Behind as ever on the movie front — I saw this one two weeks ago — and we’re heading into a particularly chock-full film weekend. So, without further ado: Ben Affleck’s worthwhile crime saga The Town, his similarly Beantown-based follow-up to the promising Gone Baby Gone, is, for all intent and purposes, Heat in the Hub. (Or, put another way, this movie is to Heat what The Departed was to Infernal Affairs — Just add Boston.)
And let’s face it: Between the movies above, and Mystic River, The Boondock Saints, and even going back to the 1994 Jeff Bridges-Tommy Lee Jones mega-stinker Blown Away, white working-class Boston has recently become a bit of a movie cliche as the go-to venue for local color in a cops-and-robbers movie. (And, as in Gone Baby Gone, Affleck perhaps overuses the aerial establishing shots of the Boston skyline here.) But take that for what it is and The Town is definitely a quality entertainment — Well-written, well-made, and with a raft of very good performances, some of them potentially Oscar-caliber, The Town is a smart, adult-minded action movie that delivers what it promises.
For some, I’d expect what The Town mainly promises is “Don Draper and Gossip Girl!” (Having never seen Gossip Girl, and being more of a movie than a TV guy, I was more drawn in by Rebecca Hall and Jeremy Renner.
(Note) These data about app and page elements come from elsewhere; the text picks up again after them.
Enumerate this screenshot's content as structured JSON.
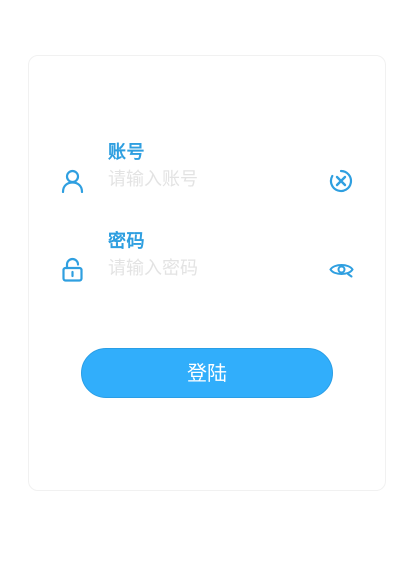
{
  "form": {
    "account": {
      "label": "账号",
      "placeholder": "请输入账号",
      "leading_icon": "user-icon",
      "trailing_icon": "clear-circle-icon"
    },
    "password": {
      "label": "密码",
      "placeholder": "请输入密码",
      "leading_icon": "lock-icon",
      "trailing_icon": "eye-icon"
    },
    "submit_label": "登陆"
  },
  "colors": {
    "accent": "#2f9fe0",
    "button": "#31aefb",
    "placeholder": "#e3e3e3",
    "card_border": "#f1f1f1"
  }
}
Ok, Jon Hamm too.) But, in fact, and perhaps because Affleck is obviously an actor himself and thus generous with them, The Town is less a star vehicle than an ensemble piece, and it brims over with enjoyable performances. To take just three examples in the margins, Chris Cooper quietly simmers with pent-up rage in the Big House, Pete Postlethwaite gives a sinister edge (and a whiff of cheese) to his turn as an old-school Boston criminal, and Affleck alum Titus Welliver brings his usual swagger to the role of a local cop who knows all-too-well how the old neighborhood works.
I kinda hate to say this, but if there’s a false note struck in the acting department here, it’s probably Affleck himself. He’s a decent enough actor, and he doesn’t upset the movie by any means — From moment to moment, he’s fine in the role. But as the lead — Dougie MacRay, a street-smaht Charlestown bank robber who accidentally falls for the hostage (Hall) of his latest job — Affleck seems miscast, mainly because his choirboy looks and general, aw-shucks demeanor rob the character of a much-needed edge. However much he hit the gym beforehand, Affleck just seems too easygoing to pull off the dangerous blue-collar tough-guy thing. (And so, small plot details, like his saintly character once being an almost-pro-hockey player, which might’ve worked otherwise, seem even more like screenwriterly groaners.)
Now, in the Al Pacino role — the dogged FBI agent hot on our anti-hero’s heels — Jon Hamm is pretty much right in his usual, Drapery wheelhouse. You can’t say he shows us much different here (other than, in one scene, a very funny Boston accent — “You and your boys didn’t just roll a Stah Mahket over in Milton for a bahx of quahters.” It’s right up there with his James Mason.) But the role suits him, and it’s definitely a step up from his brief appearance in the Keanu’ed Day the Earth Stood Still. (Is Superman next? Well, definitely maybe.)
For her part, Blake Lively is a real presence in a relatively small role, and, while, like I said, I’ve never seen Gossip Girl, I doubt her character on TV is the been-’round-the-block Townie mom (a la Amy Ryan in Gone Baby Gone) that Lively plays here, and she’s quite good. Rebecca Hall, meanwhile, is an actress I’ve sorta crushed on since The Prestige (she’s probably best known for Vicky Christina Barcelona (#15), and most recently popped up in Red Riding), but her part here — the love interest — is a mostly thankless one. (The Town‘s script is generally solid, but at one point in the early going Hall is given a laugh-out-loud terrible anecdote involving tragedies and sunny days that stops the film dead. She musters through as best she can.)
In the end, though, the standout of The Town is Jeremy Renner, continuing his post-Hurt Locker leap to the A-list with another very impressive performance. As Jem, Dougie’s screw-up of a best friend who takes a special relish in crackin’ skulls on the job, Renner takes a Masshole character which could’ve been wayyyy over-the-top in someone else’s hands and sells it with understatement. In, say, 28 Weeks Later, Renner seemed as amiable as Affleck, but here he’s a coiled menace, almost despite himself, and the type of Townie at the end of the bah you do NOT want to mess with.
Renner may have gotten passed over for Jeff Bridges at the Oscars last year (a well-deserved Lifetime Achievement Award, if not necessarily for Crazy Heart), and if The Social Network is half as good as touted, Andrew Garfield or even JT might end up giving him some run too. Still, I wouldn’t be surprised at all to see Renner atop the Supporting Actor field for The Town this winter. In a well-made, entertaining heist film through-and-through, he’s the guy who ultimately steals the show.